For the fourth year in a row, in response to my annual LinkedIn user survey, the top rated LinkedIn feature is Who’s Viewed Your Profile (aka “Who’s stalking you?”)
Over 71% of the respondents gave this feature a thumbs up. But are you taking full advantage?
You can access this LinkedIn feature in the middle right of your home page by clicking the words “# people viewed your profile in the past # day(s)”.
If you’re on the free account (like 79% of the surveyed users), you’ll see some of the details on the last five people who looked at your profile. Premium members see the same amount of details but have access to a list of all their viewers (stalkers) for the last 90 days. The details you see for each stalker are based on a setting chosen by the stalker and not by you. Thus, even with a paid account, you’ll see no more than the person has chosen to reveal to you.
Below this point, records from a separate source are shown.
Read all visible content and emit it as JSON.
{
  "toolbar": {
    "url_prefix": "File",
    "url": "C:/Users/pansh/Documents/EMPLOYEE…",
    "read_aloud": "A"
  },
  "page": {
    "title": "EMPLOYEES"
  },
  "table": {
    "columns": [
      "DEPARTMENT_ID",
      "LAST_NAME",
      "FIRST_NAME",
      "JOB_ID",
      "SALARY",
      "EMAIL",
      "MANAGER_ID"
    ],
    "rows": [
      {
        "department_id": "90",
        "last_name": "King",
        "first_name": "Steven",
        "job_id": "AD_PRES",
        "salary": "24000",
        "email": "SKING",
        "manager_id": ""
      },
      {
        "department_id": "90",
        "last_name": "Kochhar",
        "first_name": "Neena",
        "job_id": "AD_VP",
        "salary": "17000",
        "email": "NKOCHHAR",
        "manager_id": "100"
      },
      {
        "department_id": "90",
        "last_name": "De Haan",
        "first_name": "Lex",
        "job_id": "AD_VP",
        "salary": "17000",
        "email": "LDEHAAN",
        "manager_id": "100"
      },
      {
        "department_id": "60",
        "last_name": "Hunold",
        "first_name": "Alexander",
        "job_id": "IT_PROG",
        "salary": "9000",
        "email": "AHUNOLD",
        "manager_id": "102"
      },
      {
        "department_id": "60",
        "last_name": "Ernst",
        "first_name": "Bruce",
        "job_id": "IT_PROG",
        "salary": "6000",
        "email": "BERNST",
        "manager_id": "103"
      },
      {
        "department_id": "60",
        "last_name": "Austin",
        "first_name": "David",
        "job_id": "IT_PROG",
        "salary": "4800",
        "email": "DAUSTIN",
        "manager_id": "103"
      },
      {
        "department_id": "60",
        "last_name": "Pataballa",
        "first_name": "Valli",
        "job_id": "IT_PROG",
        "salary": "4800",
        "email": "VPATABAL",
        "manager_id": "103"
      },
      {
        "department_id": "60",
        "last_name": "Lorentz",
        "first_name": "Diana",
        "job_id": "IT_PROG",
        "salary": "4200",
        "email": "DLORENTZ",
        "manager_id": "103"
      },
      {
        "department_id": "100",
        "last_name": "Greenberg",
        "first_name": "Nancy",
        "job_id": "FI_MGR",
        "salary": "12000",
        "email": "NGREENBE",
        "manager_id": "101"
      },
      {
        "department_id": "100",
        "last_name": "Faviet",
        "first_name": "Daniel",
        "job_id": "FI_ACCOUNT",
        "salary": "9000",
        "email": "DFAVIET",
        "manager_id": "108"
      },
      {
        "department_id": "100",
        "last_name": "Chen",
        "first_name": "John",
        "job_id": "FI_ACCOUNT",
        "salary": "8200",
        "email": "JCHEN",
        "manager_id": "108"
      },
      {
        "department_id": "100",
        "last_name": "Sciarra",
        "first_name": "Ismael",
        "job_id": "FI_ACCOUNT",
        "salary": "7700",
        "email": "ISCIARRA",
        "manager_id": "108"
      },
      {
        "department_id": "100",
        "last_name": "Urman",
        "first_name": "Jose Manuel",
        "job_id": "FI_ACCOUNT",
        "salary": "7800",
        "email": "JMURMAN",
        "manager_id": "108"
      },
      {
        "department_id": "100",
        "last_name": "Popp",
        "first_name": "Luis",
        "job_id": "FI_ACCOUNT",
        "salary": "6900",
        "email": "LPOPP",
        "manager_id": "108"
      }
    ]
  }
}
How to Adjust Your Settings When Viewing People’s Profiles
Go to your Privacy & Settings page by scrolling over your photo on the top toolbar and selecting Privacy & Settings>Privacy>Profile Viewing Options from the drop-down menu. There are three options to choose from.
Personally, I want my name and headline to show up in every possible place. Hey, it’s free advertising. But you may have a different strategy.
If you choose full disclosure but want to be anonymous for a short time while you stalk, say, a competitor, change your setting to Anonymous LinkedIn Member while you gather your competitive intelligence. But don’t forget to change it back when you’re done, because on the free account LinkedIn penalizes you for choosing anonymous. While in anonymous mode, you cannot see who looked at your profile. They also remove the five people who looked at your profile immediately prior to your choice to remain anonymous. So you’ll want to check out the list before changing your setting.
Why Should You Care Who’s Looking at Your Profile?
People typically don’t look at LinkedIn profiles to pass the time when they’re bored. Trust me, if someone is on your list, one of two things has probably happened:
1. Someone has referred you. In other words, someone you know has passed along your name and maybe some information about you with a statement like, “Check out Wayne Breitbarth’s profile; this guy really knows his LinkedIn stuff.”
2. You stood out in a LinkedIn search, a discussion, a comment you posted, or LinkedIn selected you to be listed in one of these features: People Similar to, People Also Viewed or People You May Know, and the person was interested in seeing more, so he or she clicked through to your profile.
But no matter how the person found your profile, it’s a good thing they’re there!
What Should You Do with this List of Stalkers?
There’s nothing you can do if they’ve chosen to be totally anonymous or mostly anonymous. If any of the others look interesting to you, click through and review their profile to see if there’s any reason to message them (if they’re already a 1st degree connection) or connect with them.
They obviously have an interest in you, so you should probably contact them if they look interesting to you.
Remember, with a free account, you only see the last five people who’ve viewed your profile. So check your list frequently. You wouldn’t want to miss someone who’s dying to be your next customer or future employer.
This article originally appeared on Power Formula.
About the Author: Wayne Breitbarth is the CEO of Power Formula LLC. He is an experienced businessman, speaker, and author who has shared his passion for social media with 40,000+ business professionals. Through private business consulting and dynamic presentations to audiences including Inc. Magazine, the American Marketing Association, and the National Multiple Sclerosis Society, Wayne makes LinkedIn simple. Wayne is the author of the best-selling book The Power Formula for LinkedIn Success. Connect with Wayne on Twitter.